A really great listen
I absolutely loved this book. It's beautifully read and Gwen Moffat is a total legend. It would make a fantastic T. V series. She's so adventurous and yet it's all so normal to her. It really captures a time and place. I listened to it during lockdown 3 and it helped me to feel a bit free. I shall listen to this again and again. As with Nan Shepherd's The Living Mountain.
A tribute to mountaincraft, youth and feminism.

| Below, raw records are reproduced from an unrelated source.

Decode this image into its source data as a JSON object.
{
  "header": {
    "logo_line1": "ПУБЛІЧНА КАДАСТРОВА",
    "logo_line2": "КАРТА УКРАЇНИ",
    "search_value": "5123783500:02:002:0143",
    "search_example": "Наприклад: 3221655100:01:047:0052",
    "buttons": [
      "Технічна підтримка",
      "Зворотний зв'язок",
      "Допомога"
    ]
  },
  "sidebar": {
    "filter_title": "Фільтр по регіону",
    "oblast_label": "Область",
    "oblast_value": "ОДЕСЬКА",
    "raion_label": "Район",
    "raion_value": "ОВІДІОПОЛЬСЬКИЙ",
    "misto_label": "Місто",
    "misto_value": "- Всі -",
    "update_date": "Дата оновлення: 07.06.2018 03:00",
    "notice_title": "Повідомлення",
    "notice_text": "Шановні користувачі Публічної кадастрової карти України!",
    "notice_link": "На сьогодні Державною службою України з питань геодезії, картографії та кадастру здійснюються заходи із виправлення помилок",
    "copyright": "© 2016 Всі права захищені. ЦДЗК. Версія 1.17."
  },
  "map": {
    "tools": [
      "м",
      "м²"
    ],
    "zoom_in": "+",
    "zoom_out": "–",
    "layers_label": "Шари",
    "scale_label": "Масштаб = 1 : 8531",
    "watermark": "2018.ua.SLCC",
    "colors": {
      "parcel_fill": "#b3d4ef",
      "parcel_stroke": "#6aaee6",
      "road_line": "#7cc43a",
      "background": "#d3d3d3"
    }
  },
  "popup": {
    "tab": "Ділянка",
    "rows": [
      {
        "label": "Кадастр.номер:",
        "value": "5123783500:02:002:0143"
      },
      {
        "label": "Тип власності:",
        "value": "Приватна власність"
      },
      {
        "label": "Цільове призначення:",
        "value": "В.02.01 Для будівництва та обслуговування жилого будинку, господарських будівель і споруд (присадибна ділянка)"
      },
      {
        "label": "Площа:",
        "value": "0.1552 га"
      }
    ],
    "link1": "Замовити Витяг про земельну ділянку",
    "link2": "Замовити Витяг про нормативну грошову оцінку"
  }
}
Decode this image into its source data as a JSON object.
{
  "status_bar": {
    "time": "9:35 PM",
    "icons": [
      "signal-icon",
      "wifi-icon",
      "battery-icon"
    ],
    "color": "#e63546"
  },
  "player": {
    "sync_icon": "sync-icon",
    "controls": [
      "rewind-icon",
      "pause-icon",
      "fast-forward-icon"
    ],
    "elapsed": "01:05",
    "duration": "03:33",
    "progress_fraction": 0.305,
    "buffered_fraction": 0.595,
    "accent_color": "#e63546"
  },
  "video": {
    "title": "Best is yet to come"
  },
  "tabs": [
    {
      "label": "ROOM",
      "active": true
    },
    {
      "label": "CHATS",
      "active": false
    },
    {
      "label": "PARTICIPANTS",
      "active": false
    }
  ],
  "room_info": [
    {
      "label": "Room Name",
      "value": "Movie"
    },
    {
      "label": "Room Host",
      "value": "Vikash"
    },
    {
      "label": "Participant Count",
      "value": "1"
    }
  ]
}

This is a must-read for women in the outdoor community. Gwen's story is a superb tribute to mountaincraft, youth and feminism. Although originally written in 1961 and based throughout the 1940s and 50s, this book transcends time and is still magnificently relevant to contemporary climbing culture. Gwen's memoir takes you from the rocky crags of Snowdonia, all the way to the cullins of Skye, beauty of Cornwall and over to the Alpine snow-caps. This book is an absolute masterpiece and Gwen's pioneering legacy provides the foundations for mountaineering today.